Before we get into this – there will be no spoilers in this Guilty Gear Xrd: Revelator article. We’re just here to talk about how Arc System Works handles it, since many incredibly major and important things happen.
To start, Guilty Gear Xrd: Revelator’s story mode is absolutely gorgeous. The character designs and animation are top notch. Every character looks amazing. It’s befitting such a stylish series. I especially enjoyed the change in perspectives. Guilty Gear is an active and dynamic game, and the unexpected viewpoints as characters interact and actions take place make everything more interesting to watch. It also highlights the detail that went into each character’s design, as they’re near identical to the actual fighters.
It also has a great translation and localization. Which is important, since there’s no dub. You need to rely on Aksys’ work to understand what’s going on, and they did a good job of maintaining the proper tone. I could see some people taking issue with Jam’s occasionally stilted speech, but it does match the character since she’s not a native language speaker.
The visual novel elements inserted into Guilty Gear Xrd: Revelator are much appreciated. You can press triangle at any time to check in with Guilty Gear terminology, if this is your first encounter with the series. It’s also possible to press the L1 trigger to see any missed dialogue, in the event things are happening too fast or you need to step away. Of course, you can also pause and, if you’ve seen the story once before, skip to different chapters.
Perhaps the best part of Guilty Gear Xrd: Revelator’s story mode is the reward you get for watching. It gives you 50,000W$. That’s a good start to unlocking Raven in the Gallery, as he’s 200,000W$. I mean, I considered watching it satisfying enough. We get a deeper understanding of a number of characters who were fairly enigmatic prior to this entry. But knowing I can use Raven after spending a few hours sitting through what’s basically a well-executed Guilty Gear movie is event better. Also, it ends on a “to be continued,” so it leaves you wanting more.
The Arcade mode’s Episodes are handled quite well too. It’s for people who want to learn more about the characters and world while more enjoying a more active experience as they go through Guilty Gear Xrd: Revelator. Almost every character’s Episode begins with a brief introduction, with many of them having mid-run additional story segments and an ending also continuing their adventure.
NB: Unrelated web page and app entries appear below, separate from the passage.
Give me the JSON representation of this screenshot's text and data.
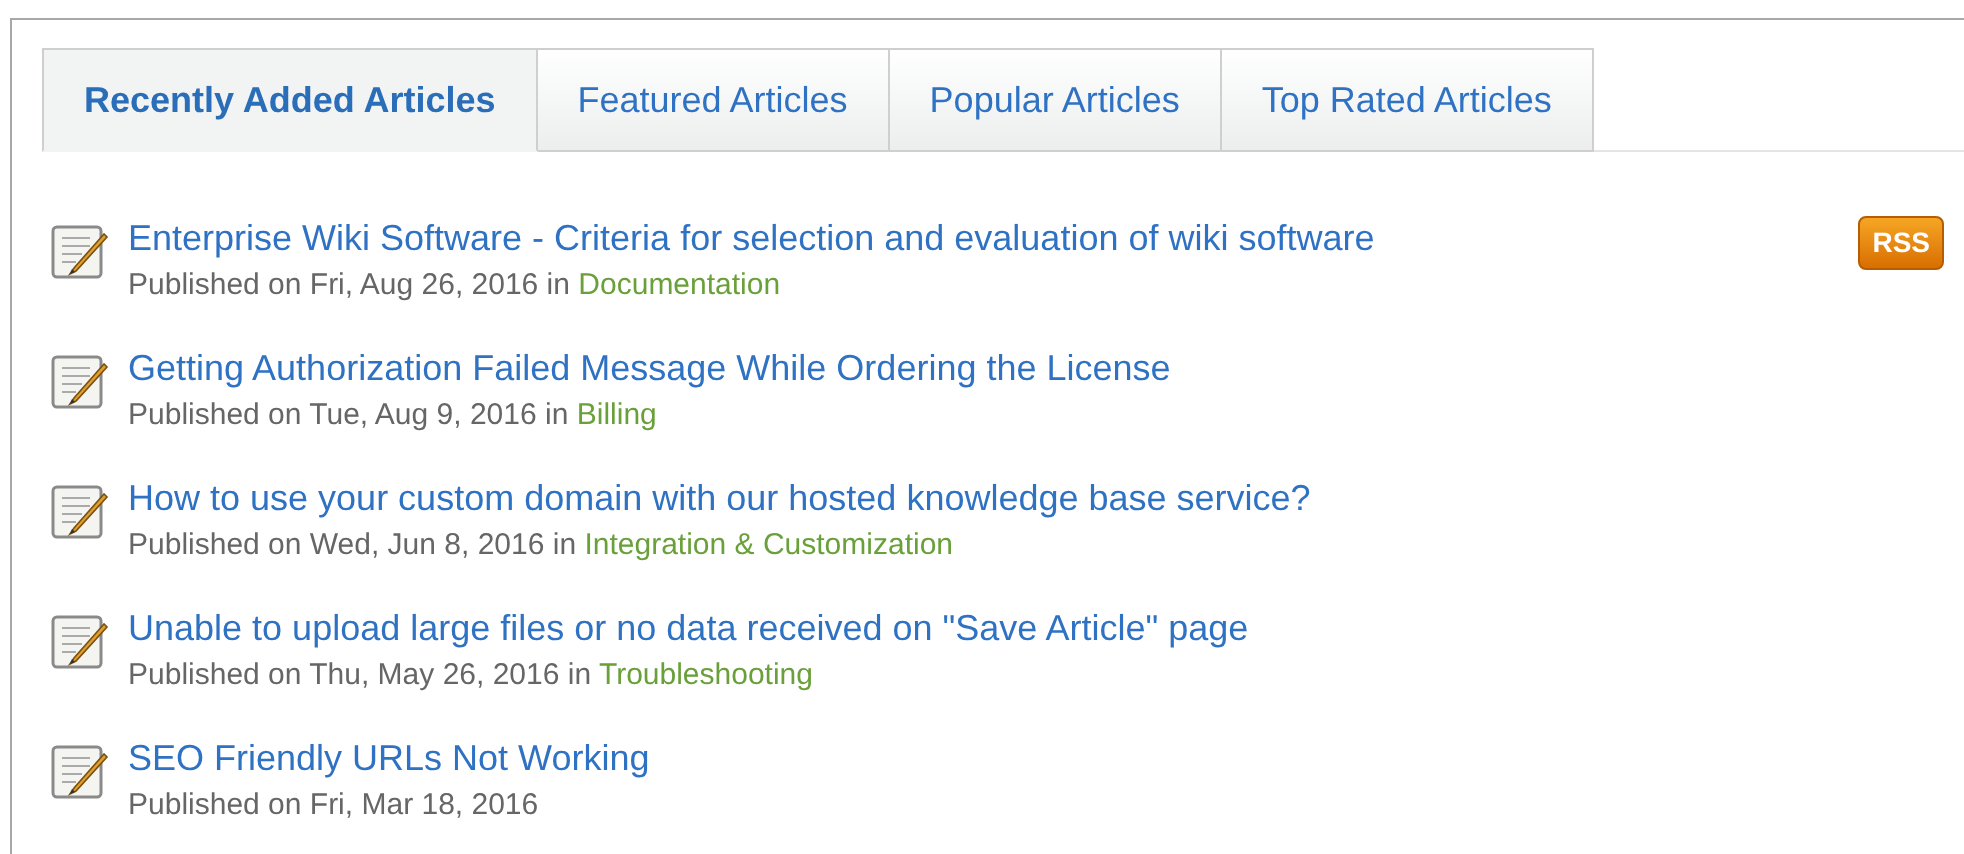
{
  "tabs": [
    {
      "label": "Recently Added Articles",
      "selected": true
    },
    {
      "label": "Featured Articles",
      "selected": false
    },
    {
      "label": "Popular Articles",
      "selected": false
    },
    {
      "label": "Top Rated Articles",
      "selected": false
    }
  ],
  "rss": "RSS",
  "articles": [
    {
      "title": "Enterprise Wiki Software - Criteria for selection and evaluation of wiki software",
      "published": "Published on Fri, Aug 26, 2016 in",
      "category": "Documentation"
    },
    {
      "title": "Getting Authorization Failed Message While Ordering the License",
      "published": "Published on Tue, Aug 9, 2016 in",
      "category": "Billing"
    },
    {
      "title": "How to use your custom domain with our hosted knowledge base service?",
      "published": "Published on Wed, Jun 8, 2016 in",
      "category": "Integration & Customization"
    },
    {
      "title": "Unable to upload large files or no data received on \"Save Article\" page",
      "published": "Published on Thu, May 26, 2016 in",
      "category": "Troubleshooting"
    },
    {
      "title": "SEO Friendly URLs Not Working",
      "published": "Published on Fri, Mar 18, 2016"
    }
  ]
}
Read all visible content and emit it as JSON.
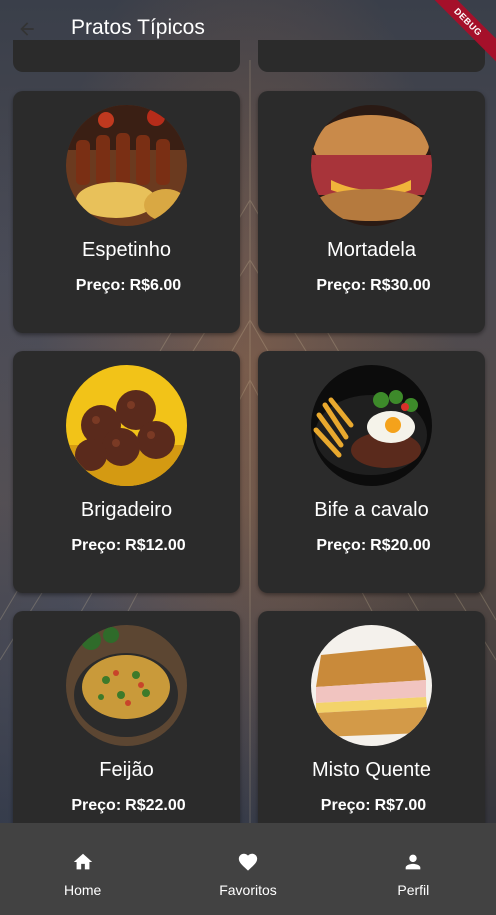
{
  "app_bar": {
    "title": "Pratos Típicos",
    "back_icon": "arrow-back-icon",
    "debug_banner": "DEBUG"
  },
  "dishes": [
    {
      "name": "Espetinho",
      "price_label": "Preço:",
      "price": "R$6.00",
      "image": "skewers-image"
    },
    {
      "name": "Mortadela",
      "price_label": "Preço:",
      "price": "R$30.00",
      "image": "mortadella-sandwich-image"
    },
    {
      "name": "Brigadeiro",
      "price_label": "Preço:",
      "price": "R$12.00",
      "image": "brigadeiro-image"
    },
    {
      "name": "Bife a cavalo",
      "price_label": "Preço:",
      "price": "R$20.00",
      "image": "steak-egg-fries-image"
    },
    {
      "name": "Feijão",
      "price_label": "Preço:",
      "price": "R$22.00",
      "image": "feijao-image"
    },
    {
      "name": "Misto Quente",
      "price_label": "Preço:",
      "price": "R$7.00",
      "image": "grilled-sandwich-image"
    }
  ],
  "bottom_nav": [
    {
      "label": "Home",
      "icon": "home-icon"
    },
    {
      "label": "Favoritos",
      "icon": "heart-icon"
    },
    {
      "label": "Perfil",
      "icon": "person-icon"
    }
  ],
  "colors": {
    "card_bg": "#2b2b2b",
    "nav_bg": "#424242",
    "text": "#ffffff",
    "debug_banner": "#a5102a"
  }
}
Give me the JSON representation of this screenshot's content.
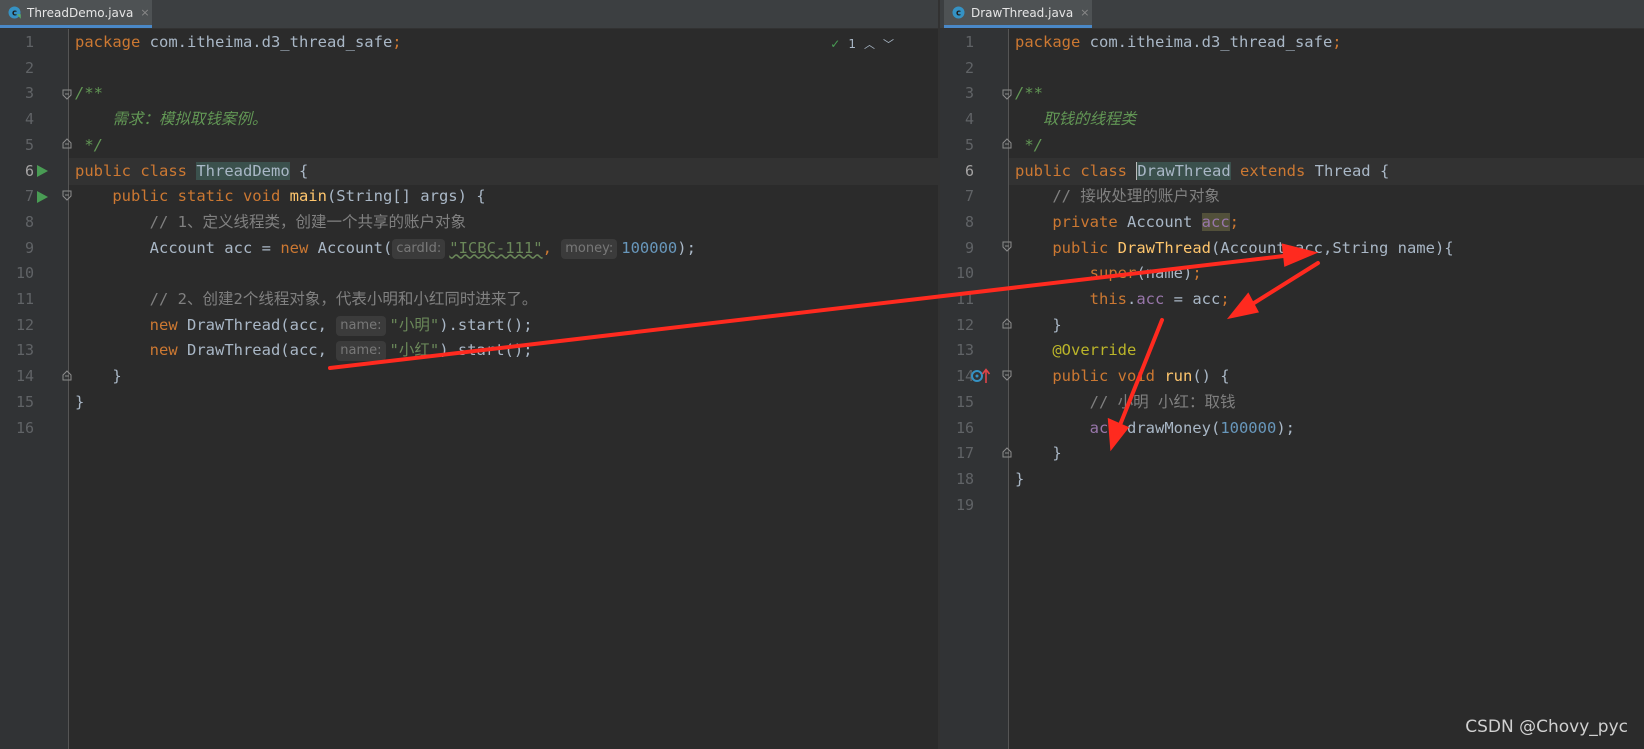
{
  "left_pane": {
    "tab": {
      "label": "ThreadDemo.java",
      "close": "×"
    },
    "inspection": {
      "count": "1"
    },
    "line_numbers": [
      "1",
      "2",
      "3",
      "4",
      "5",
      "6",
      "7",
      "8",
      "9",
      "10",
      "11",
      "12",
      "13",
      "14",
      "15",
      "16"
    ],
    "code": {
      "l1_kw": "package",
      "l1_pkg": " com.itheima.d3_thread_safe",
      "l1_semi": ";",
      "l3": "/**",
      "l4": "    需求：模拟取钱案例。",
      "l5": " */",
      "l6_kw": "public class ",
      "l6_cls": "ThreadDemo",
      "l6_rest": " {",
      "l7_indent": "    ",
      "l7_kw": "public static void ",
      "l7_fn": "main",
      "l7_rest": "(String[] args) {",
      "l8_indent": "        ",
      "l8_cmt": "// 1、定义线程类，创建一个共享的账户对象",
      "l9_pre": "        Account acc = ",
      "l9_kw": "new",
      "l9_mid": " Account(",
      "l9_hint1": "cardId:",
      "l9_str": "\"ICBC-111\"",
      "l9_comma": ", ",
      "l9_hint2": "money:",
      "l9_num": "100000",
      "l9_end": ");",
      "l11_indent": "        ",
      "l11_cmt": "// 2、创建2个线程对象，代表小明和小红同时进来了。",
      "l12_indent": "        ",
      "l12_kw": "new",
      "l12_mid": " DrawThread(acc, ",
      "l12_hint": "name:",
      "l12_str": "\"小明\"",
      "l12_end": ").start();",
      "l13_indent": "        ",
      "l13_kw": "new",
      "l13_mid": " DrawThread(acc, ",
      "l13_hint": "name:",
      "l13_str": "\"小红\"",
      "l13_end": ").start();",
      "l14": "    }",
      "l15": "}"
    }
  },
  "right_pane": {
    "tab": {
      "label": "DrawThread.java",
      "close": "×"
    },
    "line_numbers": [
      "1",
      "2",
      "3",
      "4",
      "5",
      "6",
      "7",
      "8",
      "9",
      "10",
      "11",
      "12",
      "13",
      "14",
      "15",
      "16",
      "17",
      "18",
      "19"
    ],
    "code": {
      "l1_kw": "package",
      "l1_pkg": " com.itheima.d3_thread_safe",
      "l1_semi": ";",
      "l3": "/**",
      "l4": "   取钱的线程类",
      "l5": " */",
      "l6_kw": "public class ",
      "l6_cls": "DrawThread",
      "l6_kw2": " extends",
      "l6_rest": " Thread {",
      "l7_indent": "    ",
      "l7_cmt": "// 接收处理的账户对象",
      "l8_indent": "    ",
      "l8_kw": "private",
      "l8_mid": " Account ",
      "l8_field": "acc",
      "l8_semi": ";",
      "l9_indent": "    ",
      "l9_kw": "public",
      "l9_sp": " ",
      "l9_fn": "DrawThread",
      "l9_rest": "(Account acc,String name){",
      "l10_indent": "        ",
      "l10_kw": "super",
      "l10_rest": "(name)",
      "l10_semi": ";",
      "l11_indent": "        ",
      "l11_kw": "this",
      "l11_dot": ".",
      "l11_field": "acc",
      "l11_rest": " = acc",
      "l11_semi": ";",
      "l12": "    }",
      "l13_indent": "    ",
      "l13_ann": "@Override",
      "l14_indent": "    ",
      "l14_kw": "public void ",
      "l14_fn": "run",
      "l14_rest": "() {",
      "l15_indent": "        ",
      "l15_cmt": "// 小明 小红：取钱",
      "l16_indent": "        ",
      "l16_field": "acc",
      "l16_mid": ".drawMoney(",
      "l16_num": "100000",
      "l16_end": ");",
      "l17": "    }",
      "l18": "}"
    }
  },
  "watermark": "CSDN @Chovy_pyc",
  "colors": {
    "arrow": "#ff2a1f",
    "keyword": "#cc7832",
    "string": "#6a8759",
    "number": "#6897bb",
    "method": "#ffc66d",
    "field": "#9876aa",
    "doc_comment": "#629755"
  }
}
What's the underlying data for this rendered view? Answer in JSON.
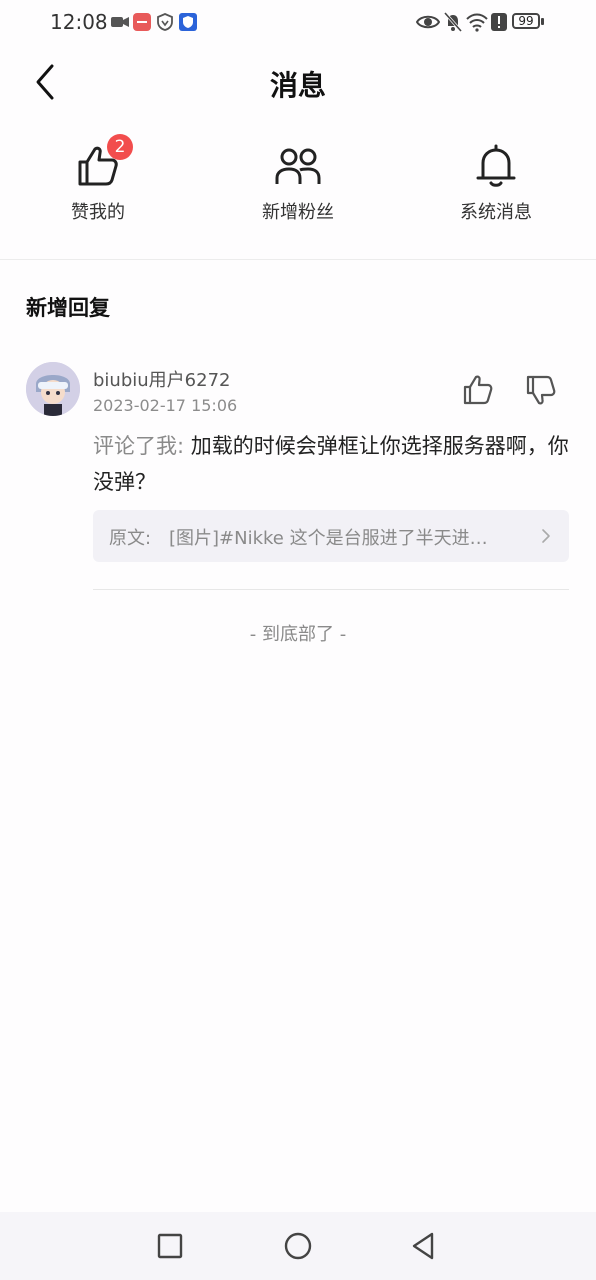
{
  "status_bar": {
    "time": "12:08",
    "battery": "99",
    "icons_left": [
      "video-camera-icon",
      "app-notification-icon",
      "vpn-shield-icon",
      "security-shield-icon"
    ],
    "icons_right": [
      "eye-icon",
      "mute-bell-icon",
      "wifi-icon",
      "alert-icon",
      "battery-icon"
    ]
  },
  "header": {
    "title": "消息",
    "back_icon": "chevron-left-icon"
  },
  "categories": [
    {
      "label": "赞我的",
      "icon": "thumbs-up-icon",
      "badge": "2"
    },
    {
      "label": "新增粉丝",
      "icon": "users-icon"
    },
    {
      "label": "系统消息",
      "icon": "bell-icon"
    }
  ],
  "section": {
    "title": "新增回复"
  },
  "reply": {
    "username": "biubiu用户6272",
    "timestamp": "2023-02-17 15:06",
    "prefix": "评论了我:",
    "content": "加载的时候会弹框让你选择服务器啊，你没弹？",
    "origin_label": "原文:",
    "origin_text": "[图片]#Nikke 这个是台服进了半天进…"
  },
  "footer": {
    "end_text": "- 到底部了 -"
  },
  "colors": {
    "badge": "#f24d4d",
    "background": "#fefdfe",
    "secondary_text": "#8a8a8a"
  }
}
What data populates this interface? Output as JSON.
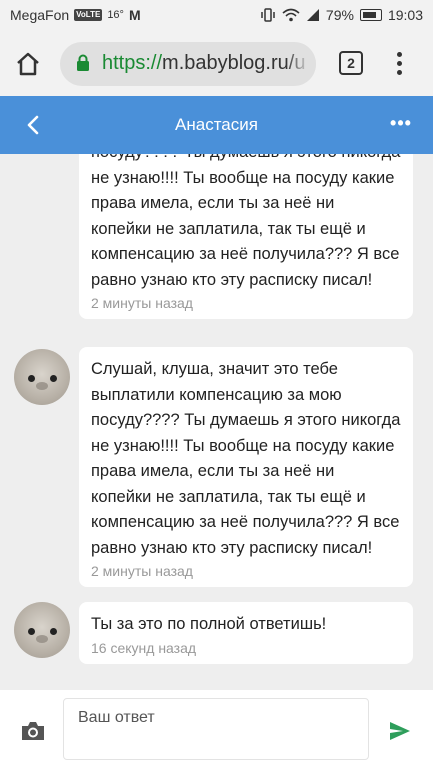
{
  "status_bar": {
    "carrier": "MegaFon",
    "volte": "VoLTE",
    "temperature": "16°",
    "app_letter": "M",
    "battery": "79%",
    "time": "19:03"
  },
  "browser": {
    "url_scheme": "https://",
    "url_host": "m.babyblog.ru/u",
    "tab_count": "2"
  },
  "app_header": {
    "title": "Анастасия"
  },
  "messages": [
    {
      "text": "посуду???? Ты думаешь я этого никогда\nне узнаю!!!! Ты вообще на посуду какие\nправа имела, если ты за неё ни\nкопейки не заплатила, так ты ещё и\nкомпенсацию за неё получила??? Я все\nравно узнаю кто эту расписку писал!",
      "time": "2 минуты назад"
    },
    {
      "text": "Слушай, клуша, значит это тебе\nвыплатили компенсацию за мою\nпосуду???? Ты думаешь я этого никогда\nне узнаю!!!! Ты вообще на посуду какие\nправа имела, если ты за неё ни\nкопейки не заплатила, так ты ещё и\nкомпенсацию за неё получила??? Я все\nравно узнаю кто эту расписку писал!",
      "time": "2 минуты назад"
    },
    {
      "text": "Ты за это по полной ответишь!",
      "time": "16 секунд назад"
    }
  ],
  "composer": {
    "placeholder": "Ваш ответ"
  },
  "colors": {
    "app_bar": "#4a90d9",
    "send": "#2e9e5b",
    "secure": "#1a8a33"
  },
  "icons": [
    "home-icon",
    "lock-icon",
    "tabs-icon",
    "overflow-menu-icon",
    "back-chevron-icon",
    "more-dots-icon",
    "camera-icon",
    "send-icon"
  ]
}
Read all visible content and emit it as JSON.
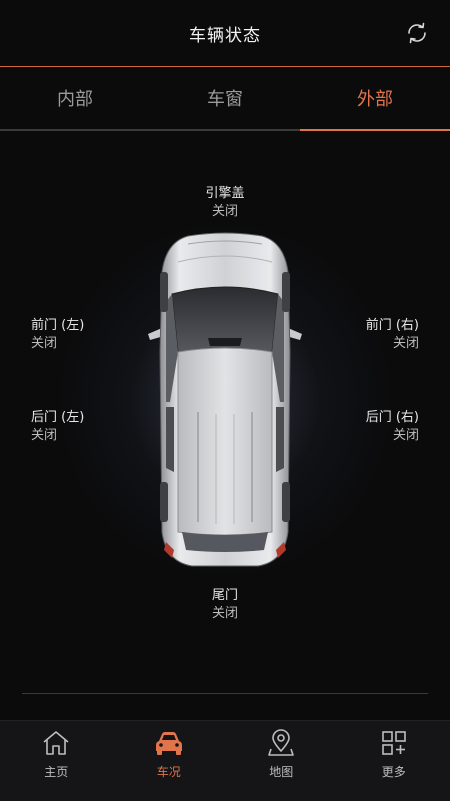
{
  "header": {
    "title": "车辆状态",
    "refresh_icon": "refresh-icon"
  },
  "tabs": [
    {
      "label": "内部",
      "active": false
    },
    {
      "label": "车窗",
      "active": false
    },
    {
      "label": "外部",
      "active": true
    }
  ],
  "status": {
    "hood": {
      "name": "引擎盖",
      "state": "关闭"
    },
    "front_left": {
      "name": "前门 (左)",
      "state": "关闭"
    },
    "front_right": {
      "name": "前门 (右)",
      "state": "关闭"
    },
    "rear_left": {
      "name": "后门 (左)",
      "state": "关闭"
    },
    "rear_right": {
      "name": "后门 (右)",
      "state": "关闭"
    },
    "trunk": {
      "name": "尾门",
      "state": "关闭"
    }
  },
  "bottom_nav": [
    {
      "label": "主页",
      "icon": "home-icon",
      "active": false
    },
    {
      "label": "车况",
      "icon": "car-icon",
      "active": true
    },
    {
      "label": "地图",
      "icon": "map-pin-icon",
      "active": false
    },
    {
      "label": "更多",
      "icon": "grid-plus-icon",
      "active": false
    }
  ],
  "colors": {
    "accent": "#e0744a",
    "background": "#0b0b0c"
  }
}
Keep in mind, I said almost. Jam Kuradoberi is left out. Everyone else has a storyline in their Arcade mode Episode. She doesn’t. Which doesn’t seem to make sense. Johnny’s a returning character, and his Episode was handled properly. Jam does appear in the Story mode. She’s clearly doing something during the events of the game. It’s odd she’s excluded here.
Guilty Gear Xrd: Revelator does a fantastic job of getting its message across, not counting the Jam situation. The story mode does a great job of continuing the story in a way that absolutely engages fans of the series. It covers every major character and there’s genuine growth and progress. The Arcade mode’s Episodes act as a nice supplement for almost every character as well. Plus, going through the story mode and the Arcade’s Episodes should give you enough W$ for Raven.
PlayStation 3 and PlayStation 4 owners in North America will get the game on June 7, 2016. People in Europe can start playing on June 10, 2016.